[Opening GIVEN INFORMATION section]

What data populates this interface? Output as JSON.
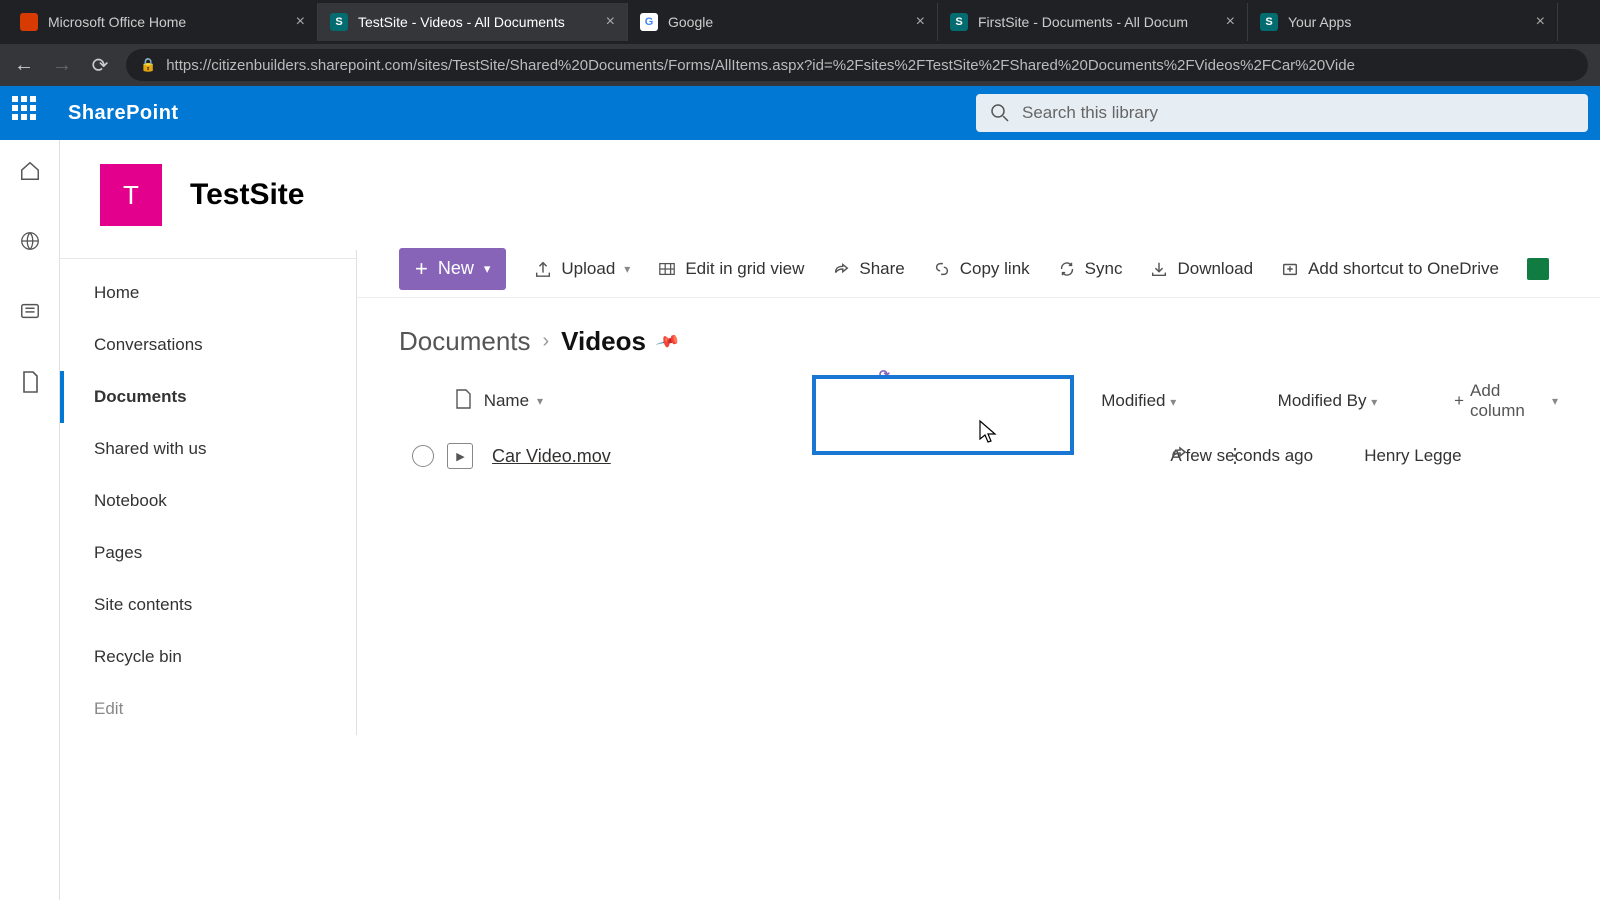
{
  "browser": {
    "tabs": [
      {
        "title": "Microsoft Office Home",
        "color": "#d83b01",
        "letter": ""
      },
      {
        "title": "TestSite - Videos - All Documents",
        "color": "#036c70",
        "letter": "S",
        "active": true
      },
      {
        "title": "Google",
        "color": "#fff",
        "letter": "G"
      },
      {
        "title": "FirstSite - Documents - All Docum",
        "color": "#036c70",
        "letter": "S"
      },
      {
        "title": "Your Apps",
        "color": "#036c70",
        "letter": "S"
      }
    ],
    "url": "https://citizenbuilders.sharepoint.com/sites/TestSite/Shared%20Documents/Forms/AllItems.aspx?id=%2Fsites%2FTestSite%2FShared%20Documents%2FVideos%2FCar%20Vide"
  },
  "sharepoint": {
    "brand": "SharePoint",
    "search_placeholder": "Search this library"
  },
  "site": {
    "logo_letter": "T",
    "title": "TestSite"
  },
  "nav": {
    "items": [
      "Home",
      "Conversations",
      "Documents",
      "Shared with us",
      "Notebook",
      "Pages",
      "Site contents",
      "Recycle bin"
    ],
    "edit": "Edit",
    "selected_index": 2
  },
  "commands": {
    "new_label": "New",
    "upload": "Upload",
    "edit_grid": "Edit in grid view",
    "share": "Share",
    "copy_link": "Copy link",
    "sync": "Sync",
    "download": "Download",
    "add_shortcut": "Add shortcut to OneDrive"
  },
  "breadcrumb": {
    "root": "Documents",
    "current": "Videos"
  },
  "columns": {
    "name": "Name",
    "modified": "Modified",
    "modified_by": "Modified By",
    "add": "Add column"
  },
  "files": [
    {
      "name": "Car Video.mov",
      "modified": "A few seconds ago",
      "modified_by": "Henry Legge"
    }
  ]
}
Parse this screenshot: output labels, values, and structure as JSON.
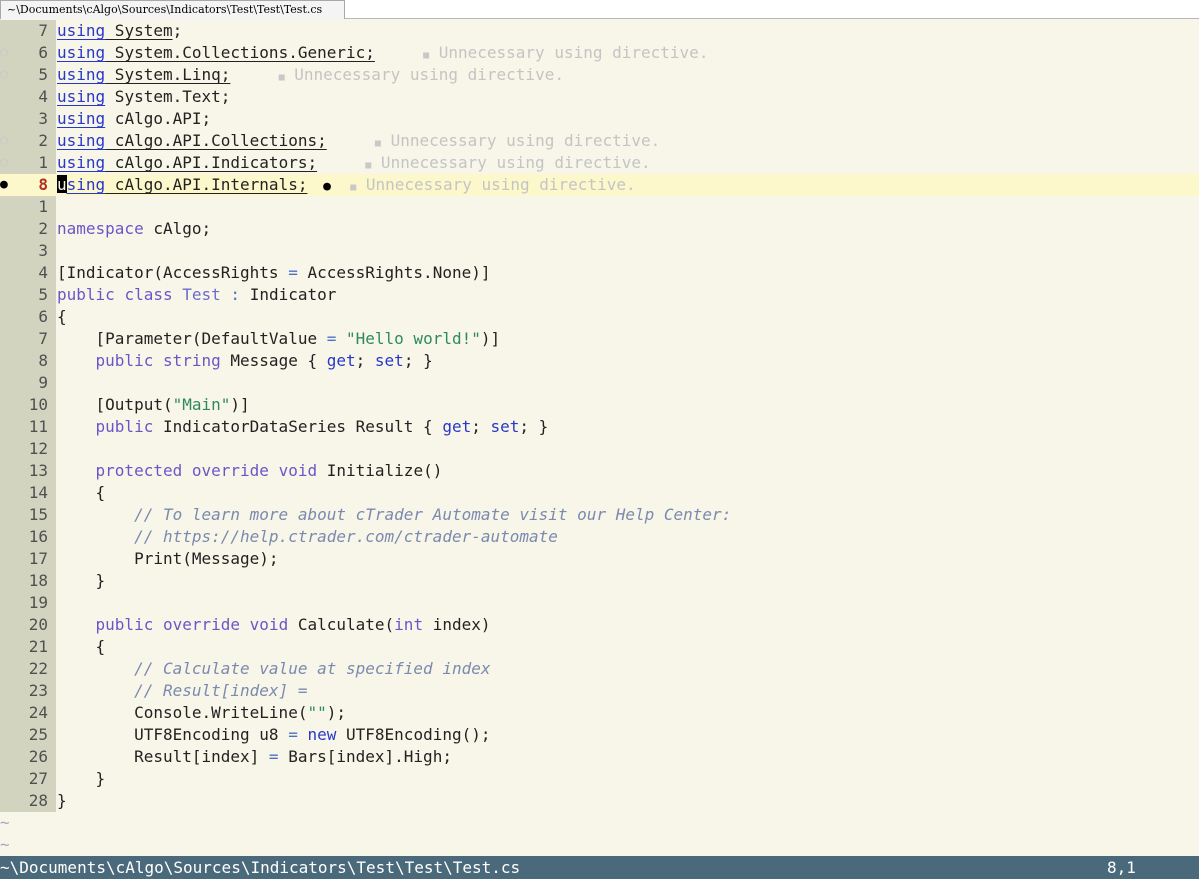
{
  "tab": {
    "label": "~\\Documents\\cAlgo\\Sources\\Indicators\\Test\\Test\\Test.cs"
  },
  "hint_text": "Unnecessary using directive.",
  "lines": [
    {
      "num": "7",
      "sign": "",
      "current": false,
      "tokens": [
        [
          "kw-blue ul",
          "using"
        ],
        [
          "ul",
          " System"
        ],
        [
          "",
          ";"
        ]
      ]
    },
    {
      "num": "6",
      "sign": "bulb",
      "current": false,
      "tokens": [
        [
          "kw-blue ul",
          "using"
        ],
        [
          "ul",
          " System.Collections.Generic;"
        ]
      ],
      "hint": true
    },
    {
      "num": "5",
      "sign": "bulb",
      "current": false,
      "tokens": [
        [
          "kw-blue ul",
          "using"
        ],
        [
          "ul",
          " System.Linq;"
        ]
      ],
      "hint": true
    },
    {
      "num": "4",
      "sign": "",
      "current": false,
      "tokens": [
        [
          "kw-blue ul",
          "using"
        ],
        [
          "",
          " System.Text;"
        ]
      ]
    },
    {
      "num": "3",
      "sign": "",
      "current": false,
      "tokens": [
        [
          "kw-blue ul",
          "using"
        ],
        [
          "",
          " cAlgo.API;"
        ]
      ]
    },
    {
      "num": "2",
      "sign": "bulb",
      "current": false,
      "tokens": [
        [
          "kw-blue ul",
          "using"
        ],
        [
          "ul",
          " cAlgo.API.Collections;"
        ]
      ],
      "hint": true
    },
    {
      "num": "1",
      "sign": "bulb",
      "current": false,
      "tokens": [
        [
          "kw-blue ul",
          "using"
        ],
        [
          "ul",
          " cAlgo.API.Indicators;"
        ]
      ],
      "hint": true
    },
    {
      "num": "8",
      "sign": "bulb-dark",
      "current": true,
      "tokens": [
        [
          "cursor ul",
          "u"
        ],
        [
          "kw-blue ul",
          "sing"
        ],
        [
          "ul",
          " cAlgo.API.Internals;"
        ]
      ],
      "hint": true,
      "inline_bulb": true
    },
    {
      "num": "1",
      "sign": "",
      "current": false,
      "tokens": []
    },
    {
      "num": "2",
      "sign": "",
      "current": false,
      "tokens": [
        [
          "kw",
          "namespace"
        ],
        [
          "",
          " cAlgo;"
        ]
      ]
    },
    {
      "num": "3",
      "sign": "",
      "current": false,
      "tokens": []
    },
    {
      "num": "4",
      "sign": "",
      "current": false,
      "tokens": [
        [
          "",
          "[Indicator(AccessRights "
        ],
        [
          "op",
          "="
        ],
        [
          "",
          " AccessRights.None)]"
        ]
      ]
    },
    {
      "num": "5",
      "sign": "",
      "current": false,
      "tokens": [
        [
          "kw",
          "public"
        ],
        [
          "",
          " "
        ],
        [
          "kw",
          "class"
        ],
        [
          "",
          " "
        ],
        [
          "type",
          "Test"
        ],
        [
          "",
          " "
        ],
        [
          "op",
          ":"
        ],
        [
          "",
          " Indicator"
        ]
      ]
    },
    {
      "num": "6",
      "sign": "",
      "current": false,
      "tokens": [
        [
          "",
          "{"
        ]
      ]
    },
    {
      "num": "7",
      "sign": "",
      "current": false,
      "tokens": [
        [
          "",
          "    [Parameter(DefaultValue "
        ],
        [
          "op",
          "="
        ],
        [
          "",
          " "
        ],
        [
          "str",
          "\"Hello world!\""
        ],
        [
          "",
          ")]"
        ]
      ]
    },
    {
      "num": "8",
      "sign": "",
      "current": false,
      "tokens": [
        [
          "",
          "    "
        ],
        [
          "kw",
          "public"
        ],
        [
          "",
          " "
        ],
        [
          "kw",
          "string"
        ],
        [
          "",
          " Message { "
        ],
        [
          "kw-blue",
          "get"
        ],
        [
          "",
          "; "
        ],
        [
          "kw-blue",
          "set"
        ],
        [
          "",
          "; }"
        ]
      ]
    },
    {
      "num": "9",
      "sign": "",
      "current": false,
      "tokens": []
    },
    {
      "num": "10",
      "sign": "",
      "current": false,
      "tokens": [
        [
          "",
          "    [Output("
        ],
        [
          "str",
          "\"Main\""
        ],
        [
          "",
          ")]"
        ]
      ]
    },
    {
      "num": "11",
      "sign": "",
      "current": false,
      "tokens": [
        [
          "",
          "    "
        ],
        [
          "kw",
          "public"
        ],
        [
          "",
          " IndicatorDataSeries Result { "
        ],
        [
          "kw-blue",
          "get"
        ],
        [
          "",
          "; "
        ],
        [
          "kw-blue",
          "set"
        ],
        [
          "",
          "; }"
        ]
      ]
    },
    {
      "num": "12",
      "sign": "",
      "current": false,
      "tokens": []
    },
    {
      "num": "13",
      "sign": "",
      "current": false,
      "tokens": [
        [
          "",
          "    "
        ],
        [
          "kw",
          "protected"
        ],
        [
          "",
          " "
        ],
        [
          "kw",
          "override"
        ],
        [
          "",
          " "
        ],
        [
          "kw",
          "void"
        ],
        [
          "",
          " Initialize()"
        ]
      ]
    },
    {
      "num": "14",
      "sign": "",
      "current": false,
      "tokens": [
        [
          "",
          "    {"
        ]
      ]
    },
    {
      "num": "15",
      "sign": "",
      "current": false,
      "tokens": [
        [
          "",
          "        "
        ],
        [
          "cmt",
          "// To learn more about cTrader Automate visit our Help Center:"
        ]
      ]
    },
    {
      "num": "16",
      "sign": "",
      "current": false,
      "tokens": [
        [
          "",
          "        "
        ],
        [
          "cmt",
          "// https://help.ctrader.com/ctrader-automate"
        ]
      ]
    },
    {
      "num": "17",
      "sign": "",
      "current": false,
      "tokens": [
        [
          "",
          "        Print(Message);"
        ]
      ]
    },
    {
      "num": "18",
      "sign": "",
      "current": false,
      "tokens": [
        [
          "",
          "    }"
        ]
      ]
    },
    {
      "num": "19",
      "sign": "",
      "current": false,
      "tokens": []
    },
    {
      "num": "20",
      "sign": "",
      "current": false,
      "tokens": [
        [
          "",
          "    "
        ],
        [
          "kw",
          "public"
        ],
        [
          "",
          " "
        ],
        [
          "kw",
          "override"
        ],
        [
          "",
          " "
        ],
        [
          "kw",
          "void"
        ],
        [
          "",
          " Calculate("
        ],
        [
          "kw",
          "int"
        ],
        [
          "",
          " index)"
        ]
      ]
    },
    {
      "num": "21",
      "sign": "",
      "current": false,
      "tokens": [
        [
          "",
          "    {"
        ]
      ]
    },
    {
      "num": "22",
      "sign": "",
      "current": false,
      "tokens": [
        [
          "",
          "        "
        ],
        [
          "cmt",
          "// Calculate value at specified index"
        ]
      ]
    },
    {
      "num": "23",
      "sign": "",
      "current": false,
      "tokens": [
        [
          "",
          "        "
        ],
        [
          "cmt",
          "// Result[index] ="
        ]
      ]
    },
    {
      "num": "24",
      "sign": "",
      "current": false,
      "tokens": [
        [
          "",
          "        Console.WriteLine("
        ],
        [
          "str",
          "\"\""
        ],
        [
          "",
          ");"
        ]
      ]
    },
    {
      "num": "25",
      "sign": "",
      "current": false,
      "tokens": [
        [
          "",
          "        UTF8Encoding u8 "
        ],
        [
          "op",
          "="
        ],
        [
          "",
          " "
        ],
        [
          "kw-blue",
          "new"
        ],
        [
          "",
          " UTF8Encoding();"
        ]
      ]
    },
    {
      "num": "26",
      "sign": "",
      "current": false,
      "tokens": [
        [
          "",
          "        Result[index] "
        ],
        [
          "op",
          "="
        ],
        [
          "",
          " Bars[index].High;"
        ]
      ]
    },
    {
      "num": "27",
      "sign": "",
      "current": false,
      "tokens": [
        [
          "",
          "    }"
        ]
      ]
    },
    {
      "num": "28",
      "sign": "",
      "current": false,
      "tokens": [
        [
          "",
          "}"
        ]
      ]
    }
  ],
  "tilde_rows": [
    "~",
    "~"
  ],
  "status": {
    "path": "~\\Documents\\cAlgo\\Sources\\Indicators\\Test\\Test\\Test.cs",
    "position": "8,1"
  },
  "colors": {
    "background": "#f8f6e8",
    "gutter": "#d2d4c0",
    "current_line": "#fdf8cc",
    "statusbar": "#4a6a7c",
    "keyword": "#6b56c8",
    "string": "#2e8a5e",
    "comment": "#7a8ab0"
  }
}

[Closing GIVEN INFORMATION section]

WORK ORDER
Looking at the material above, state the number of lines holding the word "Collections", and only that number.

YOUR SOLUTION
2